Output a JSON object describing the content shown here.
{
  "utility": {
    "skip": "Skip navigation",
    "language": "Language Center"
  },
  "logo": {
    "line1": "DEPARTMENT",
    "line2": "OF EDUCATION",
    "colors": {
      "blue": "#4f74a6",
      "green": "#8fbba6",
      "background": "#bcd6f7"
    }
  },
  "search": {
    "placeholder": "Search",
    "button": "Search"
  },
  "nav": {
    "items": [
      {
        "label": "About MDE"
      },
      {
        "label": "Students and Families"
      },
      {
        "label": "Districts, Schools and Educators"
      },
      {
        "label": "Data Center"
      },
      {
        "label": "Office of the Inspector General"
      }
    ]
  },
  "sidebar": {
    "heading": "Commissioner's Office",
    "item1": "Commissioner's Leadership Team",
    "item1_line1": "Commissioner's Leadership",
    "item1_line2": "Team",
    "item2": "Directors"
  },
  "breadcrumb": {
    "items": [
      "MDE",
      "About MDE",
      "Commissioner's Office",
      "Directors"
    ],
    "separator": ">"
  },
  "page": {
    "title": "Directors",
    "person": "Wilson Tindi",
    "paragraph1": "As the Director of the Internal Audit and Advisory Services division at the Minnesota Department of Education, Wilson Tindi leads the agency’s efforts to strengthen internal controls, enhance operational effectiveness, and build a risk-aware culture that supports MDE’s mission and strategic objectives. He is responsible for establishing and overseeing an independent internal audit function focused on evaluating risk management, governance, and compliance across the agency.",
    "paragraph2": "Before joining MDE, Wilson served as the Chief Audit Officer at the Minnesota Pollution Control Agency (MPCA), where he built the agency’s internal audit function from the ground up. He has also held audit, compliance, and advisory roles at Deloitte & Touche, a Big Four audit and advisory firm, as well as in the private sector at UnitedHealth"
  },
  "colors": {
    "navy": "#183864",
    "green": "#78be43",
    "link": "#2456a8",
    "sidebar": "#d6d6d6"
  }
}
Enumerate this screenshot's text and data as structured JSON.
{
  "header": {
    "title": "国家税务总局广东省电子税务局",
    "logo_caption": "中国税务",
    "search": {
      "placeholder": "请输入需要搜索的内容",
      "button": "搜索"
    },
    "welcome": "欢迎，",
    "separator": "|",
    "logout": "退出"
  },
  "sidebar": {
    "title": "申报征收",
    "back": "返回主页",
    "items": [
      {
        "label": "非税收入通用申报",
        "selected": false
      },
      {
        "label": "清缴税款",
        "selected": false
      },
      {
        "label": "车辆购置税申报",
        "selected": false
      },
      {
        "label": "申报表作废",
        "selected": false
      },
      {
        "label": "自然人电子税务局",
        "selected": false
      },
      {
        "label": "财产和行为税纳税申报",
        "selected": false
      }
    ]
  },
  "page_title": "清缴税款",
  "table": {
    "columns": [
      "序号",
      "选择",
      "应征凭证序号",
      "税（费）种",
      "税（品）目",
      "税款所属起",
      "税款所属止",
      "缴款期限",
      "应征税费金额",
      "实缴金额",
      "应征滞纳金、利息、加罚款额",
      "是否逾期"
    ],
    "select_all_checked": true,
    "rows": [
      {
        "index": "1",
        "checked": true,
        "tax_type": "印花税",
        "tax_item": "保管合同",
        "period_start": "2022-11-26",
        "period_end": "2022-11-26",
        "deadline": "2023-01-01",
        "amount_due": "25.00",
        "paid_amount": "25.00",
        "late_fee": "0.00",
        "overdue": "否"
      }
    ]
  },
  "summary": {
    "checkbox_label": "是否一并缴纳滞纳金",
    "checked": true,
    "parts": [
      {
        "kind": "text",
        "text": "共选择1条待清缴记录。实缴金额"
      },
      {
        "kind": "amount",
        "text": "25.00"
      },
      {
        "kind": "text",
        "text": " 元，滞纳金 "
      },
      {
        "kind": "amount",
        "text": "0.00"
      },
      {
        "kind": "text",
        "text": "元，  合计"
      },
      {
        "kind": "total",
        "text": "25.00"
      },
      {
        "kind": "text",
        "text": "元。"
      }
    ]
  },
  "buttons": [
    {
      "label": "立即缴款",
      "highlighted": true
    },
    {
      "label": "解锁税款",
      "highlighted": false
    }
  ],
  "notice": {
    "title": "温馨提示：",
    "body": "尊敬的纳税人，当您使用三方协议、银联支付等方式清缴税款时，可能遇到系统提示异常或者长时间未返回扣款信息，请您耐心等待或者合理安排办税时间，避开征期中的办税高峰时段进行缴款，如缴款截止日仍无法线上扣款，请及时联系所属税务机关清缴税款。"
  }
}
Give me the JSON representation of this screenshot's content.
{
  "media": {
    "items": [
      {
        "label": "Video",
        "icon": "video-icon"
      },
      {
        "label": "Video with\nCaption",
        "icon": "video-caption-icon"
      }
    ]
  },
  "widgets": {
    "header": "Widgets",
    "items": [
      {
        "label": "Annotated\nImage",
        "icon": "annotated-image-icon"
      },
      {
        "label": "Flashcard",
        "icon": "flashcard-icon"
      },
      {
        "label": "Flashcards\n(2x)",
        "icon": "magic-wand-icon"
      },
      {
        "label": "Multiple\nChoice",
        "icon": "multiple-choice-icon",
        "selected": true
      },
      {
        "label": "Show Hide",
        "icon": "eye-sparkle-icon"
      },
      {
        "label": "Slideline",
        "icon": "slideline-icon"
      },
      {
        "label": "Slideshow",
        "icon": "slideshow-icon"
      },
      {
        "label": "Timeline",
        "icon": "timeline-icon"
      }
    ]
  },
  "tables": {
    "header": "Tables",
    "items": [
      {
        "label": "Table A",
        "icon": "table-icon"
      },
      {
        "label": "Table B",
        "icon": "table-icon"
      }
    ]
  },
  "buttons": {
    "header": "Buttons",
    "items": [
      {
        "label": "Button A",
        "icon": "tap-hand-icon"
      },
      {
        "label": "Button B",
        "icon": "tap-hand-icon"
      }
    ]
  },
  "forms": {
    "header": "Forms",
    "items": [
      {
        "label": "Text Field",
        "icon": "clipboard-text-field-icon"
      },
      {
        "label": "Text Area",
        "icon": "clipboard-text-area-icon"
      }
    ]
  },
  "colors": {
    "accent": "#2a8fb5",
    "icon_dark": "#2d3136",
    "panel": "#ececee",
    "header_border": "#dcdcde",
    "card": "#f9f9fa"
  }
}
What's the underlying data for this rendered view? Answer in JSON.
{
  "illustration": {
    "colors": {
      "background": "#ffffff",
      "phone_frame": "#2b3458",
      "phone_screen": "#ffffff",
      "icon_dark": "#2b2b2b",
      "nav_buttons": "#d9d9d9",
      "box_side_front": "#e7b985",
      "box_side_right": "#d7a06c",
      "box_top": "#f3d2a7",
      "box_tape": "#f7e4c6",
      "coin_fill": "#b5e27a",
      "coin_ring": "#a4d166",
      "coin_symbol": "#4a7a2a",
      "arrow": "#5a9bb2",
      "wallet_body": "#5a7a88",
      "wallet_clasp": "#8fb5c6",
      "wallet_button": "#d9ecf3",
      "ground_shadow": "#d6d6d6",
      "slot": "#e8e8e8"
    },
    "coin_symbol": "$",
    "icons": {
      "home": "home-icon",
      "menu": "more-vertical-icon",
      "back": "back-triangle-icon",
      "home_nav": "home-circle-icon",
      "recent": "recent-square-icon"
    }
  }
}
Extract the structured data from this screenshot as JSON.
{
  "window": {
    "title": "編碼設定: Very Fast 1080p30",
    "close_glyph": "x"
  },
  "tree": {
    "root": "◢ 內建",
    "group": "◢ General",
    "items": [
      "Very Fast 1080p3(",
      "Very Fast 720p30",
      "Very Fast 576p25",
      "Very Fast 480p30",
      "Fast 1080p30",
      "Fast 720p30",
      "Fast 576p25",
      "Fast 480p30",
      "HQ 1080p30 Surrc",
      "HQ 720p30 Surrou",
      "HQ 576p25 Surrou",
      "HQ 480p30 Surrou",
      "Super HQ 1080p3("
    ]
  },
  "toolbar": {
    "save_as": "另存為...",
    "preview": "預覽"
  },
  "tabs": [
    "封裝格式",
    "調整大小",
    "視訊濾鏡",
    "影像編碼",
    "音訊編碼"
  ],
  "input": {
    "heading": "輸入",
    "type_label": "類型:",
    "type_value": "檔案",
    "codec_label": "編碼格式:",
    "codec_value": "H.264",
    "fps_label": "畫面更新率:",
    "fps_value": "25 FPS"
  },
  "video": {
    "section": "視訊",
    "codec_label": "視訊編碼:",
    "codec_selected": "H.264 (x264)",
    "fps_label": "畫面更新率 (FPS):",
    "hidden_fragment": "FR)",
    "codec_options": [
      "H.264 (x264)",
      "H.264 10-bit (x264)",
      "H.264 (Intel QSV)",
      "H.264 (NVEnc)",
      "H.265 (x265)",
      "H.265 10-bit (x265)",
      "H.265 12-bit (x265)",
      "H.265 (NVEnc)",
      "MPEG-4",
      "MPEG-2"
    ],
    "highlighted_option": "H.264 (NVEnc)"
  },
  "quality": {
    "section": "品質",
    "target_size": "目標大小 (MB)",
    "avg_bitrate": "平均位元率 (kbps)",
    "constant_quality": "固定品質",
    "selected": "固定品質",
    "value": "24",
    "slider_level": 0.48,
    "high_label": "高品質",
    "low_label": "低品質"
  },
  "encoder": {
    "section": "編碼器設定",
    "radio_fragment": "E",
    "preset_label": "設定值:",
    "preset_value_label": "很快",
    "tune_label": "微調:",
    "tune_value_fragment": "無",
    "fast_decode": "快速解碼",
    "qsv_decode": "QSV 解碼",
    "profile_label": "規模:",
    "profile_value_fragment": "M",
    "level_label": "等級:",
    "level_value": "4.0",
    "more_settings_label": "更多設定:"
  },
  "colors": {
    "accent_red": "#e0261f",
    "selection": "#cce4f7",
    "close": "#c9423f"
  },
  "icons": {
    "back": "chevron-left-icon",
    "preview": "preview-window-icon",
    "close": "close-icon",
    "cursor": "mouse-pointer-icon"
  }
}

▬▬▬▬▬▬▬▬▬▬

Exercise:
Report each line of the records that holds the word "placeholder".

Answer space:
    "placeholder": "Search",
      "placeholder": "请输入需要搜索的内容",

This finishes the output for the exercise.